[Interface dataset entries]
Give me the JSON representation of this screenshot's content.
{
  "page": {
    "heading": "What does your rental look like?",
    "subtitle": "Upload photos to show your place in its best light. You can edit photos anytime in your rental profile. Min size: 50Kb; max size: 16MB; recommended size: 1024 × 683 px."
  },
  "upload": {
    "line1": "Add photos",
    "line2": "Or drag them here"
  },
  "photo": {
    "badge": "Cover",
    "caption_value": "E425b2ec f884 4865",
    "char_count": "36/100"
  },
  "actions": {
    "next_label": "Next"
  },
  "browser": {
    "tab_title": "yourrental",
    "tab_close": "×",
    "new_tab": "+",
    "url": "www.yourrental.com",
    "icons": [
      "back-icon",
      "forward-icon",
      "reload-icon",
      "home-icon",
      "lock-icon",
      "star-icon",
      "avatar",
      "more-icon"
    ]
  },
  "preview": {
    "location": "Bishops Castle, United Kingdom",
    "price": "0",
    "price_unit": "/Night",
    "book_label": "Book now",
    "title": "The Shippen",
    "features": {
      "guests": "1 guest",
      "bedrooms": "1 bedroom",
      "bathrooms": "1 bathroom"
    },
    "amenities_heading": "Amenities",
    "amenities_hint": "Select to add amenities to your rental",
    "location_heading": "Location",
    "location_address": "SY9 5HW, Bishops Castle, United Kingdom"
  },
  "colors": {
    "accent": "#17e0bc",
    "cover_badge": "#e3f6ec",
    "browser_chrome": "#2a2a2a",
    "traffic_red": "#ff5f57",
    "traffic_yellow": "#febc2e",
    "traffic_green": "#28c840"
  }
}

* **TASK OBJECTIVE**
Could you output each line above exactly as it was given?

* **SOLUTION TO THIS TASK**
Give me the JSON representation of this screenshot's content.
{
  "page": {
    "heading": "What does your rental look like?",
    "subtitle": "Upload photos to show your place in its best light. You can edit photos anytime in your rental profile. Min size: 50Kb; max size: 16MB; recommended size: 1024 × 683 px."
  },
  "upload": {
    "line1": "Add photos",
    "line2": "Or drag them here"
  },
  "photo": {
    "badge": "Cover",
    "caption_value": "E425b2ec f884 4865",
    "char_count": "36/100"
  },
  "actions": {
    "next_label": "Next"
  },
  "browser": {
    "tab_title": "yourrental",
    "tab_close": "×",
    "new_tab": "+",
    "url": "www.yourrental.com",
    "icons": [
      "back-icon",
      "forward-icon",
      "reload-icon",
      "home-icon",
      "lock-icon",
      "star-icon",
      "avatar",
      "more-icon"
    ]
  },
  "preview": {
    "location": "Bishops Castle, United Kingdom",
    "price": "0",
    "price_unit": "/Night",
    "book_label": "Book now",
    "title": "The Shippen",
    "features": {
      "guests": "1 guest",
      "bedrooms": "1 bedroom",
      "bathrooms": "1 bathroom"
    },
    "amenities_heading": "Amenities",
    "amenities_hint": "Select to add amenities to your rental",
    "location_heading": "Location",
    "location_address": "SY9 5HW, Bishops Castle, United Kingdom"
  },
  "colors": {
    "accent": "#17e0bc",
    "cover_badge": "#e3f6ec",
    "browser_chrome": "#2a2a2a",
    "traffic_red": "#ff5f57",
    "traffic_yellow": "#febc2e",
    "traffic_green": "#28c840"
  }
}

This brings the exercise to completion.